» Task statement:
Produce the full set of records below once more, exactly as they stand.

» Collected data:
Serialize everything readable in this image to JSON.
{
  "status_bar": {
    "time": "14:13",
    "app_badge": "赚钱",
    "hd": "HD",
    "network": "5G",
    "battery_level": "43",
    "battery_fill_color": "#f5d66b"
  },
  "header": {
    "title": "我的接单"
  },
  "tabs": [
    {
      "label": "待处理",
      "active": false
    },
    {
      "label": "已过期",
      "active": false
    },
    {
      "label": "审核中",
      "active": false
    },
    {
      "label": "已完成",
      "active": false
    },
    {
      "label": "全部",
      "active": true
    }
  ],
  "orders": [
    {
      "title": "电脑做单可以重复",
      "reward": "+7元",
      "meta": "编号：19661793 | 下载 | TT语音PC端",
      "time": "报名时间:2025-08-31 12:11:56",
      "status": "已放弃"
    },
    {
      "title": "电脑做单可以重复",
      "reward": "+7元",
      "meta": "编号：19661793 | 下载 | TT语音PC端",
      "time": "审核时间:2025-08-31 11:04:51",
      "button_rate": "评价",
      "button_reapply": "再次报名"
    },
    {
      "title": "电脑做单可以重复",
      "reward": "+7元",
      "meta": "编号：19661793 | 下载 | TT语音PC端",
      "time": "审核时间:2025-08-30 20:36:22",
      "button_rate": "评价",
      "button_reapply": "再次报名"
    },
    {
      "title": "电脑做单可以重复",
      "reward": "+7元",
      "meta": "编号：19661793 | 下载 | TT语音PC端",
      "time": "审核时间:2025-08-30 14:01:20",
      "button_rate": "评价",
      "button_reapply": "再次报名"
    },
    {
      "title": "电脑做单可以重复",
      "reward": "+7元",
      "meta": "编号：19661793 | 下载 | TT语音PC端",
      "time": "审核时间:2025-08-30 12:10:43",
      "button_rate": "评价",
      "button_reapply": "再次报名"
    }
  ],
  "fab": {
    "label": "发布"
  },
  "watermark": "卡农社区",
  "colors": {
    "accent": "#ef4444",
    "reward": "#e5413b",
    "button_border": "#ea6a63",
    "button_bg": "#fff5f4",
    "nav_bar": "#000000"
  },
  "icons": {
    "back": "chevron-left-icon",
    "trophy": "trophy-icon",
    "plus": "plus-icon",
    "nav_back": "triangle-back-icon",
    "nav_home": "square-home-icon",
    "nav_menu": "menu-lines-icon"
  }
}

» Exercise response:
Serialize everything readable in this image to JSON.
{
  "status_bar": {
    "time": "14:13",
    "app_badge": "赚钱",
    "hd": "HD",
    "network": "5G",
    "battery_level": "43",
    "battery_fill_color": "#f5d66b"
  },
  "header": {
    "title": "我的接单"
  },
  "tabs": [
    {
      "label": "待处理",
      "active": false
    },
    {
      "label": "已过期",
      "active": false
    },
    {
      "label": "审核中",
      "active": false
    },
    {
      "label": "已完成",
      "active": false
    },
    {
      "label": "全部",
      "active": true
    }
  ],
  "orders": [
    {
      "title": "电脑做单可以重复",
      "reward": "+7元",
      "meta": "编号：19661793 | 下载 | TT语音PC端",
      "time": "报名时间:2025-08-31 12:11:56",
      "status": "已放弃"
    },
    {
      "title": "电脑做单可以重复",
      "reward": "+7元",
      "meta": "编号：19661793 | 下载 | TT语音PC端",
      "time": "审核时间:2025-08-31 11:04:51",
      "button_rate": "评价",
      "button_reapply": "再次报名"
    },
    {
      "title": "电脑做单可以重复",
      "reward": "+7元",
      "meta": "编号：19661793 | 下载 | TT语音PC端",
      "time": "审核时间:2025-08-30 20:36:22",
      "button_rate": "评价",
      "button_reapply": "再次报名"
    },
    {
      "title": "电脑做单可以重复",
      "reward": "+7元",
      "meta": "编号：19661793 | 下载 | TT语音PC端",
      "time": "审核时间:2025-08-30 14:01:20",
      "button_rate": "评价",
      "button_reapply": "再次报名"
    },
    {
      "title": "电脑做单可以重复",
      "reward": "+7元",
      "meta": "编号：19661793 | 下载 | TT语音PC端",
      "time": "审核时间:2025-08-30 12:10:43",
      "button_rate": "评价",
      "button_reapply": "再次报名"
    }
  ],
  "fab": {
    "label": "发布"
  },
  "watermark": "卡农社区",
  "colors": {
    "accent": "#ef4444",
    "reward": "#e5413b",
    "button_border": "#ea6a63",
    "button_bg": "#fff5f4",
    "nav_bar": "#000000"
  },
  "icons": {
    "back": "chevron-left-icon",
    "trophy": "trophy-icon",
    "plus": "plus-icon",
    "nav_back": "triangle-back-icon",
    "nav_home": "square-home-icon",
    "nav_menu": "menu-lines-icon"
  }
}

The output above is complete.